__RECORDS PROVIDED__.
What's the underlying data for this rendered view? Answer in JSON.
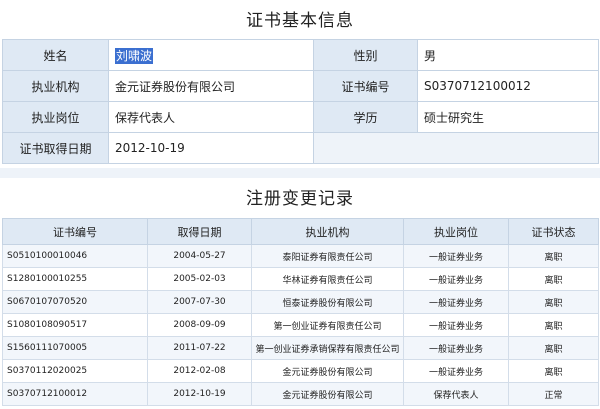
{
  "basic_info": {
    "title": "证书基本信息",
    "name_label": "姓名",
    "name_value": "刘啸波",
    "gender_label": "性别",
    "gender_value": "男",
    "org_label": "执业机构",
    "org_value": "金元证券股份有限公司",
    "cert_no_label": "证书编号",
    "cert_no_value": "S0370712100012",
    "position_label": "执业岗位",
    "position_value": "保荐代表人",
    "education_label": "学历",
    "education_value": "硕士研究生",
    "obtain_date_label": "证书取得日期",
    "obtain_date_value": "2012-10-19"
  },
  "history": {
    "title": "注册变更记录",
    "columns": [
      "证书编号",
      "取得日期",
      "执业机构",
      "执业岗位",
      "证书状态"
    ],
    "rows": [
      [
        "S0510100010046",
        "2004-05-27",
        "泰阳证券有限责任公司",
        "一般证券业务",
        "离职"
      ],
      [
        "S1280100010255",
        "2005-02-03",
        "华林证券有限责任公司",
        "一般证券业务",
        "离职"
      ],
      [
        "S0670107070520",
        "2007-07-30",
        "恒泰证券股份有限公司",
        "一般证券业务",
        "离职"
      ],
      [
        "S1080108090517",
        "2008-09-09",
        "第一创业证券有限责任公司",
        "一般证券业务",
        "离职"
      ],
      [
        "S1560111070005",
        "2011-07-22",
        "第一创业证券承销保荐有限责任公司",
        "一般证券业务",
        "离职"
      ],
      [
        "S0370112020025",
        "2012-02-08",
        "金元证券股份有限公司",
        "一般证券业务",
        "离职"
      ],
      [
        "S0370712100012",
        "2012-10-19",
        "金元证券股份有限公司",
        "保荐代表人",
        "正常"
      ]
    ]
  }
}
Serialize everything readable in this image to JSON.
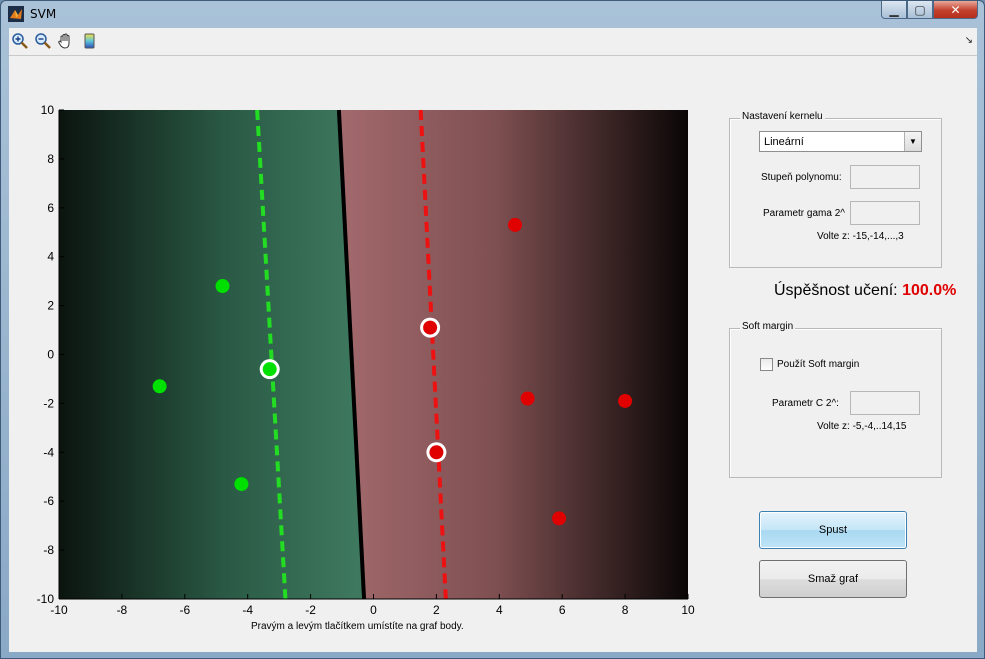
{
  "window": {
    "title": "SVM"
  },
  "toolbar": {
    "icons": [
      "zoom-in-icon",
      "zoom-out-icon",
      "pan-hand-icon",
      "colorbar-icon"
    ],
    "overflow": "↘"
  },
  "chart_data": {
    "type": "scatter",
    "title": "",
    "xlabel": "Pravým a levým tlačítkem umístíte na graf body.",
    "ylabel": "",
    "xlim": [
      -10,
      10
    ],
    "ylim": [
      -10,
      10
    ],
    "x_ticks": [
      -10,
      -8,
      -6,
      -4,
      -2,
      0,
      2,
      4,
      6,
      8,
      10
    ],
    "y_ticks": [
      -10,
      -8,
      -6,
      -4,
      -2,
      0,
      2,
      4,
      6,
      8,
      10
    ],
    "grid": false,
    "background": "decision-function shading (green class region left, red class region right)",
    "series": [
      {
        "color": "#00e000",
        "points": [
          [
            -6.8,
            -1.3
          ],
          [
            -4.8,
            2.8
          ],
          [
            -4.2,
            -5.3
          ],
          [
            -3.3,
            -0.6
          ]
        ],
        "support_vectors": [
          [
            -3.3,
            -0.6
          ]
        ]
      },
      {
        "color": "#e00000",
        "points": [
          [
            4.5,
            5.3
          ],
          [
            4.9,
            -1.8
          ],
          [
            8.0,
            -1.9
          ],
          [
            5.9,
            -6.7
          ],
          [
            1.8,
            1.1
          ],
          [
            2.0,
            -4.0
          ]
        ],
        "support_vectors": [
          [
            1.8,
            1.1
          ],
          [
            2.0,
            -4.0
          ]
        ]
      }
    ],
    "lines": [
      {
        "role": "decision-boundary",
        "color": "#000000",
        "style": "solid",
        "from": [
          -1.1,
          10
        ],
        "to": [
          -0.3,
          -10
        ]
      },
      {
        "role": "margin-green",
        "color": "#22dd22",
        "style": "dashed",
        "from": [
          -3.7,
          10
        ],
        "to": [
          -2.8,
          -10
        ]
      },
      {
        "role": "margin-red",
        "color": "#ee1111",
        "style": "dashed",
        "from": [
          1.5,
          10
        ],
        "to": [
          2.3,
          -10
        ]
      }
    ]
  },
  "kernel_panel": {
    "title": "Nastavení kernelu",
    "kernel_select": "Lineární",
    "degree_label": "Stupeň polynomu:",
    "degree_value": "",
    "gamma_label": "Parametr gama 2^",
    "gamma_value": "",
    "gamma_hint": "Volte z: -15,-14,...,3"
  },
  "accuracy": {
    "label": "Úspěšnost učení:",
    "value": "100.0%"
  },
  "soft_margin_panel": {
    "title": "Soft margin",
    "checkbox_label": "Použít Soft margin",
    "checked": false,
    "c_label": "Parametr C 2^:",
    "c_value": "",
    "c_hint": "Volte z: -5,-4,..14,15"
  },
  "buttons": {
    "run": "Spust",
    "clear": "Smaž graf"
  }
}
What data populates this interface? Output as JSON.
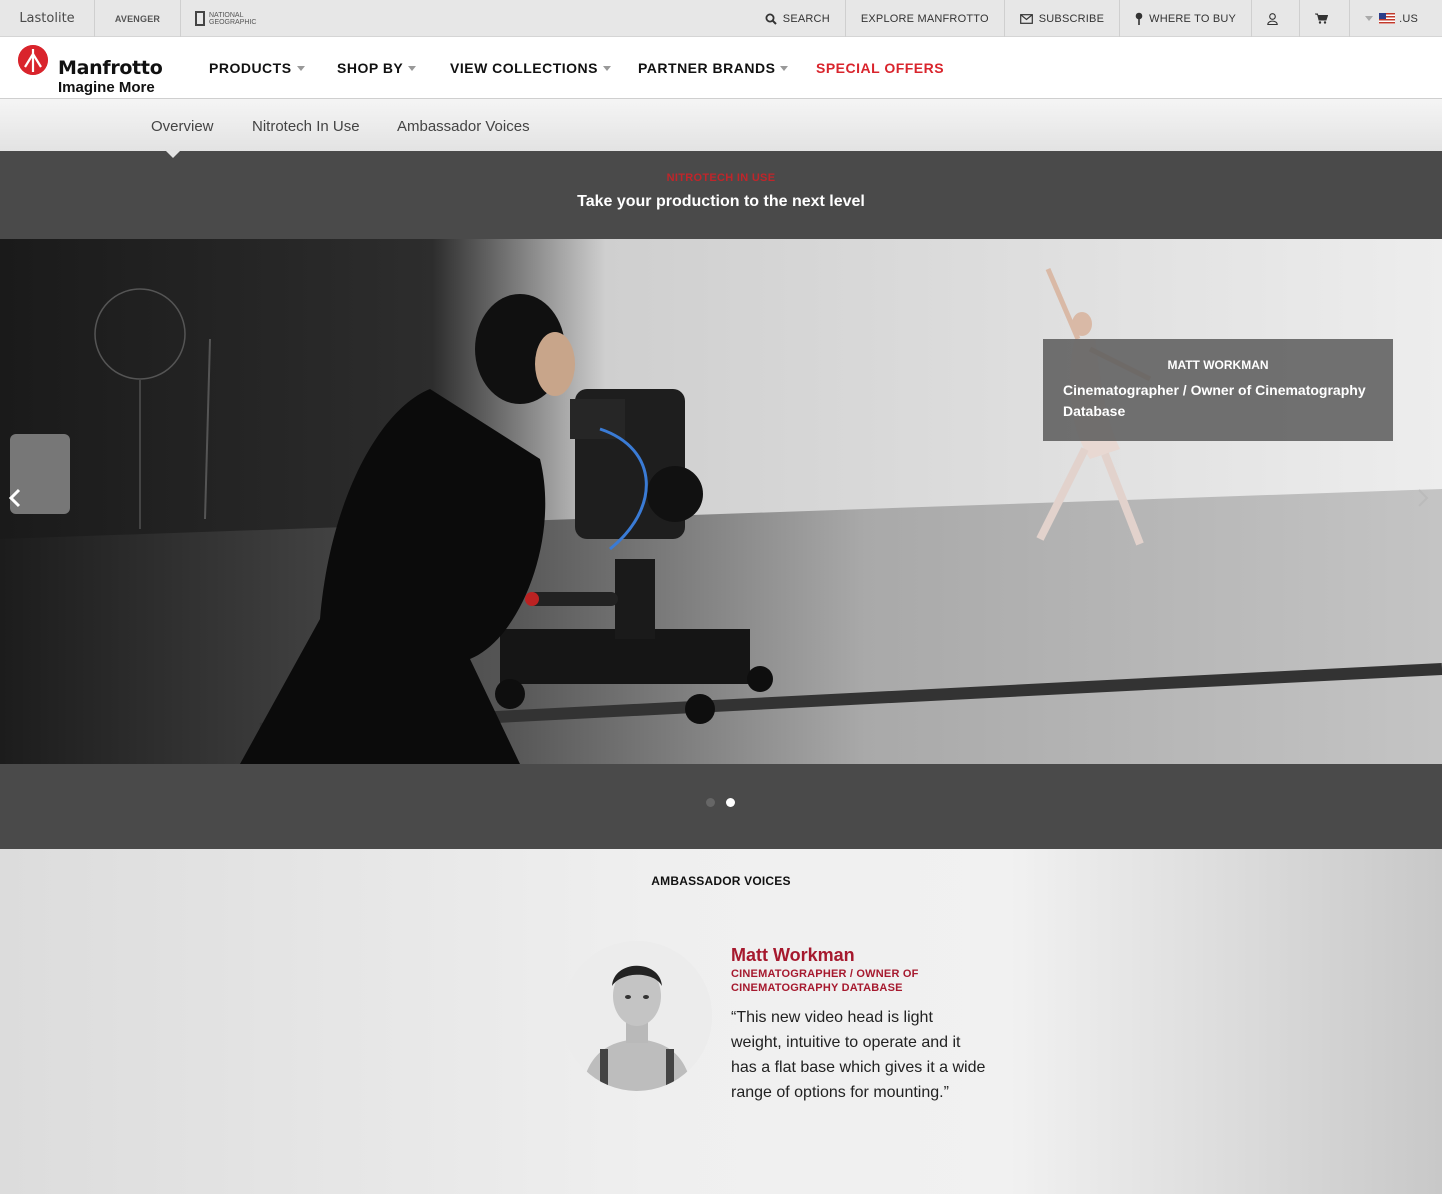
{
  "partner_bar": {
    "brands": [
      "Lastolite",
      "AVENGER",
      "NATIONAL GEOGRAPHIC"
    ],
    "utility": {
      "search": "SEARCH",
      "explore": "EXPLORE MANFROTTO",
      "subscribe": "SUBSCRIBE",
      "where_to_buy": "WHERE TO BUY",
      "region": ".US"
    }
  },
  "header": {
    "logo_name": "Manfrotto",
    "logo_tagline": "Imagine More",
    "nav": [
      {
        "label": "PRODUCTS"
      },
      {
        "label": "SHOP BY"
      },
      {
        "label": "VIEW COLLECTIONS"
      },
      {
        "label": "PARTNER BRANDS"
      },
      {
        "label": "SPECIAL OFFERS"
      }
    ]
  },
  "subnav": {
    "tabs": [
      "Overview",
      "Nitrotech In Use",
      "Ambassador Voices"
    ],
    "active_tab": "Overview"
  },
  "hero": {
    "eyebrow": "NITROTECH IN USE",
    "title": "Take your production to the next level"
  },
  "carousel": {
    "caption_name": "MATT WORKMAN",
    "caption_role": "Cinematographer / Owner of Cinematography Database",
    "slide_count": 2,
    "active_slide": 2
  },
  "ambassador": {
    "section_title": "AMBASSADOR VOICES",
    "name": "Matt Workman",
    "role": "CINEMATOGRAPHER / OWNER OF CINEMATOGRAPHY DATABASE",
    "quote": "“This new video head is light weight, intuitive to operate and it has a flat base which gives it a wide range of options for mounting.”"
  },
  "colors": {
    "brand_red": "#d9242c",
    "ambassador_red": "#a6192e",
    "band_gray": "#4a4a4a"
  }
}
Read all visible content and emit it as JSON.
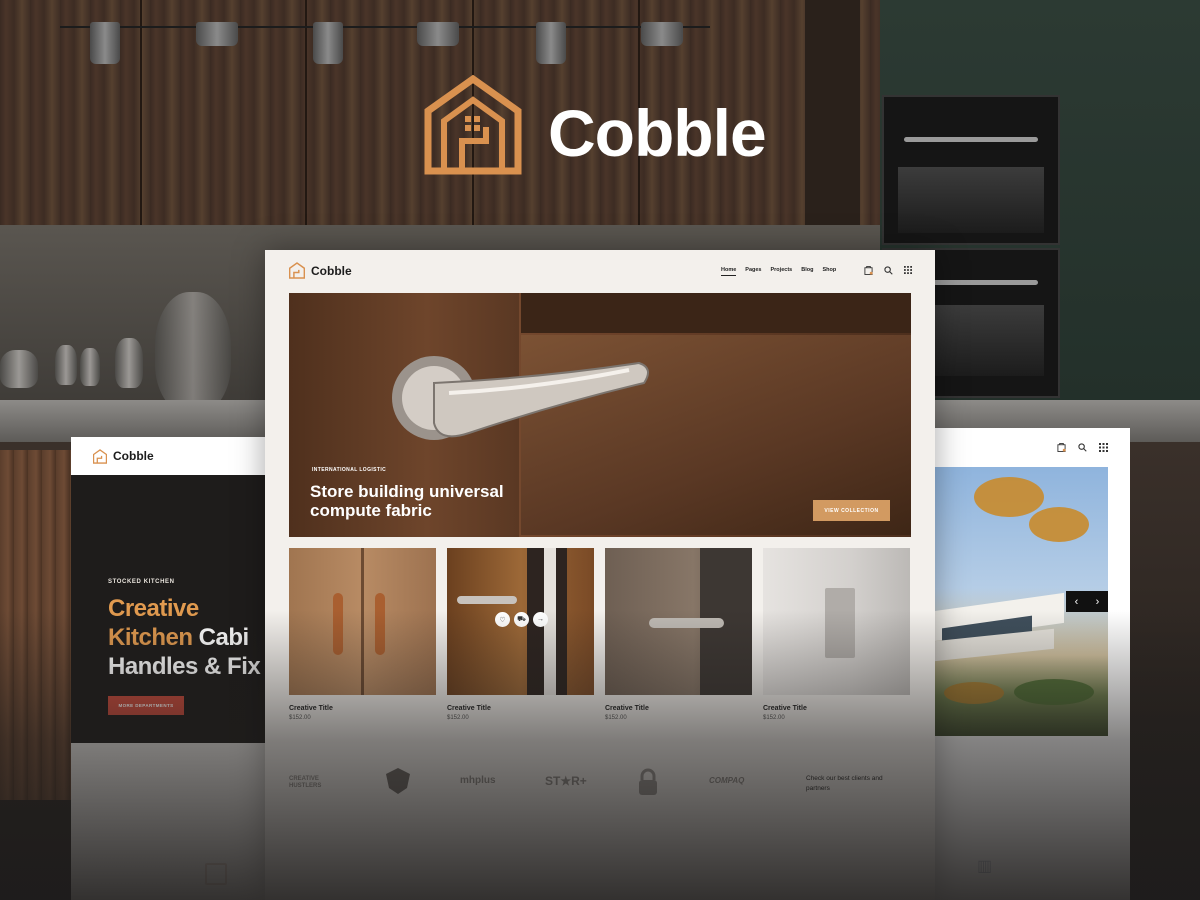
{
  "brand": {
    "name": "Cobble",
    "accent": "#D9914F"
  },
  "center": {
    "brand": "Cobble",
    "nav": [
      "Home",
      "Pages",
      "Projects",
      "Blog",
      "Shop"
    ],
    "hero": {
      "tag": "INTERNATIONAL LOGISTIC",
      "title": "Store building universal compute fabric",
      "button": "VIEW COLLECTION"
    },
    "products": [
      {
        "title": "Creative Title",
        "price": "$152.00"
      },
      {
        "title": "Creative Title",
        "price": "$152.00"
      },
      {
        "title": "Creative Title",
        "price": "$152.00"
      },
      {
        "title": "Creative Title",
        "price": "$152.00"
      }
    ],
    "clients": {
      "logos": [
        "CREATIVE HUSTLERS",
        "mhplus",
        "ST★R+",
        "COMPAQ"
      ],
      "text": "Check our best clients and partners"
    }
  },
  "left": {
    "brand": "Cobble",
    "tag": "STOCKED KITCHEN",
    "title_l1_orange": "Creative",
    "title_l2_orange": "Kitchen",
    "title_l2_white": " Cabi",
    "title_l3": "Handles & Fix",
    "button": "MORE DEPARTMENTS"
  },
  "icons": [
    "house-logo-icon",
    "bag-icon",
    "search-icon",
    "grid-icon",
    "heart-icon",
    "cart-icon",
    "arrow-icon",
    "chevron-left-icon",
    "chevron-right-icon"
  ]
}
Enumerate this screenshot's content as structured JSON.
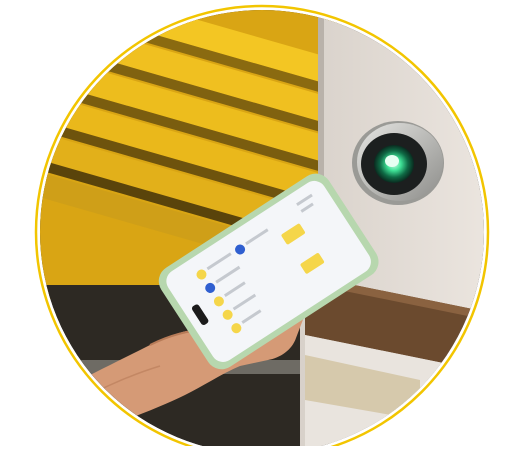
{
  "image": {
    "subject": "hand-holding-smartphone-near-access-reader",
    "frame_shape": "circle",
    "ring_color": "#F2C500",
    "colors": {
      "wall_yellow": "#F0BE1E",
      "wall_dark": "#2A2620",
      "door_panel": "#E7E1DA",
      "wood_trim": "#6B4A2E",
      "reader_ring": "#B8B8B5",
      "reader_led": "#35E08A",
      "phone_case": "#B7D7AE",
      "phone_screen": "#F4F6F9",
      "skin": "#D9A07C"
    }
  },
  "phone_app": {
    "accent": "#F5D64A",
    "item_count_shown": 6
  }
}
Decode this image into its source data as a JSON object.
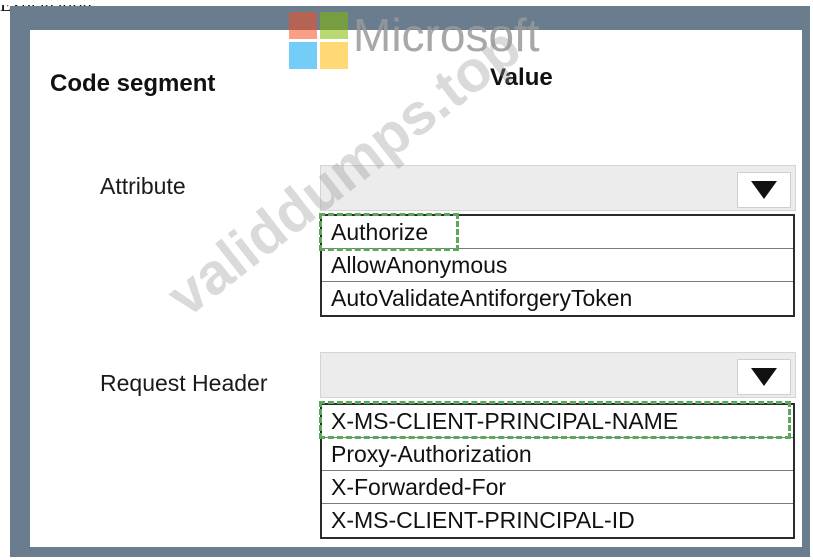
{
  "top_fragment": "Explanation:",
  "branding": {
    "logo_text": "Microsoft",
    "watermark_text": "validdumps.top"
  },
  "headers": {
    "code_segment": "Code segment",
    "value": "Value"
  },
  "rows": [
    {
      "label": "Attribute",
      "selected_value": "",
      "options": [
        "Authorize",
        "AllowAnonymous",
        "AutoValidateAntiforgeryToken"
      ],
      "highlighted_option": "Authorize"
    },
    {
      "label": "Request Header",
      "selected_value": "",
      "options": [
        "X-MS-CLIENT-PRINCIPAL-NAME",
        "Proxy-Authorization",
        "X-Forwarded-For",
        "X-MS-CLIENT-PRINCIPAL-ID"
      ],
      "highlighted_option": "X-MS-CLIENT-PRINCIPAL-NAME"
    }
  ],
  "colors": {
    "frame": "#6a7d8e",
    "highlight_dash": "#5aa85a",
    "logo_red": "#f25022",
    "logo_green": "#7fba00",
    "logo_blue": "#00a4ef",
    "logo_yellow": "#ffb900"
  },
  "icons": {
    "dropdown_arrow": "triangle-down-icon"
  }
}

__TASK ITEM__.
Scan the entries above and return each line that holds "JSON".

__SOLUTION TO THIS PROBLEM__.
What's the underlying data for this rendered view? Answer in JSON.
Serialize everything readable in this image to JSON.
What data populates this interface? Output as JSON.
Read all visible content and emit it as JSON.
Enumerate this screenshot's content as structured JSON.
Decode this image into its source data as a JSON object.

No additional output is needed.